 Kraig, Bruce. “Colin Spencer. The Heretic’s Feast: A History of Vegetarianism. Hanover, N.H.: University Press of New England. 1995. Pp. Xiii, 402. $29.95.” The American Historical Review 102, no. 1 (1997): 86.
 Paxton, Animal, Vegetable, or Woman?, 23.
 The VRG Blog Editor. “The Vegetarian Resource Group.” The VRG. May 29, 2015. Accessed April 12, 2016. http://www.vrg.org/blog/2015/05/29/how-often-do-americans-eat-vegetarian-meals-and-how-many-adults-in-the-u-s-are-vegetarian-2/.
 Sandler, Ronald L. Food Ethics: The Basics. (NY: Routledge, 2015), 7.
 Ibid., 23.
 Paxton, Animal, Vegetable, or Woman?, 13.
 Sandler, Food Ethics: The Basics, 74.
 Ibid., 47.
 PETA. “Meat and the Environment.” PETA. 2016. Accessed April 12, 2016. http://www.peta.org/issues/animals-used-for-food/meat-environment/.
 Sandler, Food Ethics: The Basics, 87.
 Ibid., 47.
 Ibid., 29.
 Foer, Jonathan Safran.
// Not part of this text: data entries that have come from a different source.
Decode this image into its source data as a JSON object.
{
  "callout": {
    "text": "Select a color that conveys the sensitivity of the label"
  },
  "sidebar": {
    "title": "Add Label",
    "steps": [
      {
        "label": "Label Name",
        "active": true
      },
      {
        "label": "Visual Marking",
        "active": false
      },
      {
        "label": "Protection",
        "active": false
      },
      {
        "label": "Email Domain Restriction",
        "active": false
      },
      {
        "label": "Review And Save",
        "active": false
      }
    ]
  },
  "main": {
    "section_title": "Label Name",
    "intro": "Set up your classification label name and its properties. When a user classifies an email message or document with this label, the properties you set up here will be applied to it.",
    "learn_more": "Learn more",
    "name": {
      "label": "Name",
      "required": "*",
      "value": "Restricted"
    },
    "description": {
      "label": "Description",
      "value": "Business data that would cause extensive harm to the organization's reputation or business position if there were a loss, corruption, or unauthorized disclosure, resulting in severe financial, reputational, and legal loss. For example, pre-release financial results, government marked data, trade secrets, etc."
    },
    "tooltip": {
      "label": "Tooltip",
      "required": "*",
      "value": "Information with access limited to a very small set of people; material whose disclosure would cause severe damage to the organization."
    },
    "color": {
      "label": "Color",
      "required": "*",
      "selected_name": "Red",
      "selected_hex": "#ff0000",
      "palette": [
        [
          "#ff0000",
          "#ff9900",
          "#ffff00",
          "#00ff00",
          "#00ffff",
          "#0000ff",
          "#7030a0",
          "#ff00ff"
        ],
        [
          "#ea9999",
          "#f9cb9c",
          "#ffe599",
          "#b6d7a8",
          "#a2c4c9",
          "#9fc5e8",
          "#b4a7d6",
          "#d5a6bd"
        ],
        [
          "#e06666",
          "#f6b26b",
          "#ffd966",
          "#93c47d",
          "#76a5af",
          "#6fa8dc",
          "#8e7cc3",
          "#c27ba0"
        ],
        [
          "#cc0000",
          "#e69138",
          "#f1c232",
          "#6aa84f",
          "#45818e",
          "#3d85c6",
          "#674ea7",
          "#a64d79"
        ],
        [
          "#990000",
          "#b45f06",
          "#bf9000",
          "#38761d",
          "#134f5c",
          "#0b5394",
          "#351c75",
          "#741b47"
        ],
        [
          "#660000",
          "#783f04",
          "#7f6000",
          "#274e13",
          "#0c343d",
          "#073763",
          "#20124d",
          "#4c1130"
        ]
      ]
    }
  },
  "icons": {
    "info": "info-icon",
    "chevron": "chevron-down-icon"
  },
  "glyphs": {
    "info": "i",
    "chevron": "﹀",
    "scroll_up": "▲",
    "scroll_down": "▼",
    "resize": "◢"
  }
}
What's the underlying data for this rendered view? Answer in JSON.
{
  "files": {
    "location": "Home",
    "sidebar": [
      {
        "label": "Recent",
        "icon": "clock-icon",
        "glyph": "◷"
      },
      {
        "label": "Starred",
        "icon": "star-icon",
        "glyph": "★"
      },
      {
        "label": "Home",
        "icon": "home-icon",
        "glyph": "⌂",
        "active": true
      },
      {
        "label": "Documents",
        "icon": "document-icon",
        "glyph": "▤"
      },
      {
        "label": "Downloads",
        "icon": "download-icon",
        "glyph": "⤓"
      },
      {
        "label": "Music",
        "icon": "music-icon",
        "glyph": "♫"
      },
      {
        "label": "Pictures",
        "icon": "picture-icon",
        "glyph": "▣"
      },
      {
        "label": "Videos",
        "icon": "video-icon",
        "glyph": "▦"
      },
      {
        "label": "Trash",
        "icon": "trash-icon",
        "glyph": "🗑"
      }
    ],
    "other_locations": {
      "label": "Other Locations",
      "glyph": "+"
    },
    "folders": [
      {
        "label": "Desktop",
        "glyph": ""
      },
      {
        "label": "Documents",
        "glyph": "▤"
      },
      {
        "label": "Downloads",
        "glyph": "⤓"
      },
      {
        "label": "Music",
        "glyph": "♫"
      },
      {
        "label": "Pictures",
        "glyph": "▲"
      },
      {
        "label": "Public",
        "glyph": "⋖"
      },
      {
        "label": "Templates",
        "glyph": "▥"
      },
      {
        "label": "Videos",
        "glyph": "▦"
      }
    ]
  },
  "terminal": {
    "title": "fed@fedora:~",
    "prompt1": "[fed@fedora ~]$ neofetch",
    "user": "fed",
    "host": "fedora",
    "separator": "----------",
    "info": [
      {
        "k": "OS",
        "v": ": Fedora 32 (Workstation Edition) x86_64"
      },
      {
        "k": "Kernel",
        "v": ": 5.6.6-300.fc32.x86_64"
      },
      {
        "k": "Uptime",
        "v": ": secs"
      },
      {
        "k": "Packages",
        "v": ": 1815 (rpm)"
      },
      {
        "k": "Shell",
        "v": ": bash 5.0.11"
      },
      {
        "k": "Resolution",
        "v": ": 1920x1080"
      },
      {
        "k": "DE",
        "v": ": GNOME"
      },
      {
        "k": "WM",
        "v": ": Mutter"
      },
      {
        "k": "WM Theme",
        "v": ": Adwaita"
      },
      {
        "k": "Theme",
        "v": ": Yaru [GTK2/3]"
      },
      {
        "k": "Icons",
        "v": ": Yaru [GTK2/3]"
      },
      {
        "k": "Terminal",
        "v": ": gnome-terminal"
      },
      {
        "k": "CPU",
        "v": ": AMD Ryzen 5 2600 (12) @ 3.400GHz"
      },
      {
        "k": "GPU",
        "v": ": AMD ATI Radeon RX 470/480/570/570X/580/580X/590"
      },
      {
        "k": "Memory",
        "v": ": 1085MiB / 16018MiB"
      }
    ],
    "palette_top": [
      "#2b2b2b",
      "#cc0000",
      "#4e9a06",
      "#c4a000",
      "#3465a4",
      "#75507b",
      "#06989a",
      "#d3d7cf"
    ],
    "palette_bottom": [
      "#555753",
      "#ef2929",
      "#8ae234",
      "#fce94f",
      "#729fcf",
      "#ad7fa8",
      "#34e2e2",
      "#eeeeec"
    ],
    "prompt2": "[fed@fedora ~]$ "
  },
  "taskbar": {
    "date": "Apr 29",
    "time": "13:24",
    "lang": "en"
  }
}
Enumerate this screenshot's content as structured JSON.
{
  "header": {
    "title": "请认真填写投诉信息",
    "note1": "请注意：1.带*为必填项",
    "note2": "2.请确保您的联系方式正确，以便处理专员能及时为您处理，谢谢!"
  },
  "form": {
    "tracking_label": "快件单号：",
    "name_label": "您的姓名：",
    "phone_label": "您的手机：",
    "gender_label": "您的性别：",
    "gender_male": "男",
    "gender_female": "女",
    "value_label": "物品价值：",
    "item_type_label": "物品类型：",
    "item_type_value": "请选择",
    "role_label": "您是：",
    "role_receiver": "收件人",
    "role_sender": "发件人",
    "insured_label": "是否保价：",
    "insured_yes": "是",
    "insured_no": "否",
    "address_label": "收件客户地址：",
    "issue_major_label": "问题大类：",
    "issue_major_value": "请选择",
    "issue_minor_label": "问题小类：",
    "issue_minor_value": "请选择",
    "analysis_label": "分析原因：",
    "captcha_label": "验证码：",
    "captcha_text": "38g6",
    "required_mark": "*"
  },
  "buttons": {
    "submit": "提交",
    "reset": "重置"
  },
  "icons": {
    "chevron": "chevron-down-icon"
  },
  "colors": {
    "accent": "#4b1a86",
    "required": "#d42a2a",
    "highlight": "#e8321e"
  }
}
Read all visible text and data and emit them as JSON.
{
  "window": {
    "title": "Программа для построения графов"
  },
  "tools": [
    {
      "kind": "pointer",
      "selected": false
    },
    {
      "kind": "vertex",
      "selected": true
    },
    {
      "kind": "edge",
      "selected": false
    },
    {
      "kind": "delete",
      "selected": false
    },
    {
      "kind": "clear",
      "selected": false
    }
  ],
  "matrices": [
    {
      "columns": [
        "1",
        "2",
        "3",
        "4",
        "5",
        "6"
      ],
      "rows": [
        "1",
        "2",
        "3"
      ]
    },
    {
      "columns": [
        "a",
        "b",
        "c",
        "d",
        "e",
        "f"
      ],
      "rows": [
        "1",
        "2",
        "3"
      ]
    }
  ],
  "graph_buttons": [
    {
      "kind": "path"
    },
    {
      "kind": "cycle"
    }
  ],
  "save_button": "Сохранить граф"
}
Eating Animals. (New York: Little, Brown and Company, 2009), 174.
 Ibid., 179.
 Ibid., 174.
 Sandler, Food Ethics: The Basics, 87.
 Ibid., 89.
 Ibid., 38.
 H.R. Doc. No. 7 USC Ch. 94: Organic Certification From Title 7—Agriculture-‘Organic Foods Production Act of 1990’ (1990).
 S. Rep. No. Local Food Systems Concepts, Impacts, and Issues-Advanced Economic Research
Report Number 97 (2010).
 Sandler, Food Ethics: The Basics, 37.
 S. Rep. No. Advanced Economic Research Report Number 97.
 Sapontzis, S. F. Food for Thought: The Debate Over Eating Meat. (Amherst, NY: Prometheus Books, 2004), 58.
 Bramble, Ben, and Bob Fischer. The Moral Complexities of Eating Meat. (NY: Oxford University Press, 2016), 38.
 Ibid., 59.
 Foer, Eating Animals, 211.
 Sapontzis, Food for Thought: The Debate Over Eating Meat, 269.
H.R. Doc. No. 7 USC Ch. 94: Organic Certification From Title 7—Agriculture-‘Organic
Foods Production Act of 1990′ (1990).
Rep. No. Local Food Systems Concepts, Impacts, and Issues-Advanced Economic Research
Report Number 97 (2010).
Bramble, Ben, and Bob Fischer. The Moral Complexities of Eating Meat. NY: Oxford
University Press, 2016.
Foer, Jonathan Safran. Eating Animals. New York: Little, Brown and Company, 2009.
George, Kathryn Paxton. Animal, Vegetable, or Woman?: A Feminist Critique of Ethical Vegetarianism. Albany, NY: State University of New York Press, 2000.
Kraig, Bruce. “Colin Spencer. The Heretic’s Feast: A History of Vegetarianism. Hanover,
University Press of New England. 1995. Pp. Xiii, 402. $29.95.” The American Historical
Review 102, no. 1 (1997): 85-86.
PETA. “Meat and the Environment.” PETA. 2016. Accessed April 12, 2016.
Sandler, Ronald L. Food Ethics: The Basics. NY: Routledge, 2015.
Sapontzis, S. F. Food for Thought: The Debate Over Eating Meat. Amherst, NY: Prometheus
The VRG Blog Editor. “The Vegetarian Resource Group.” The VRG. May 29, 2015. Accessed
April 12, 2016. http://www.vrg.org/blog/2015/05/29/how-often-do-americans-eat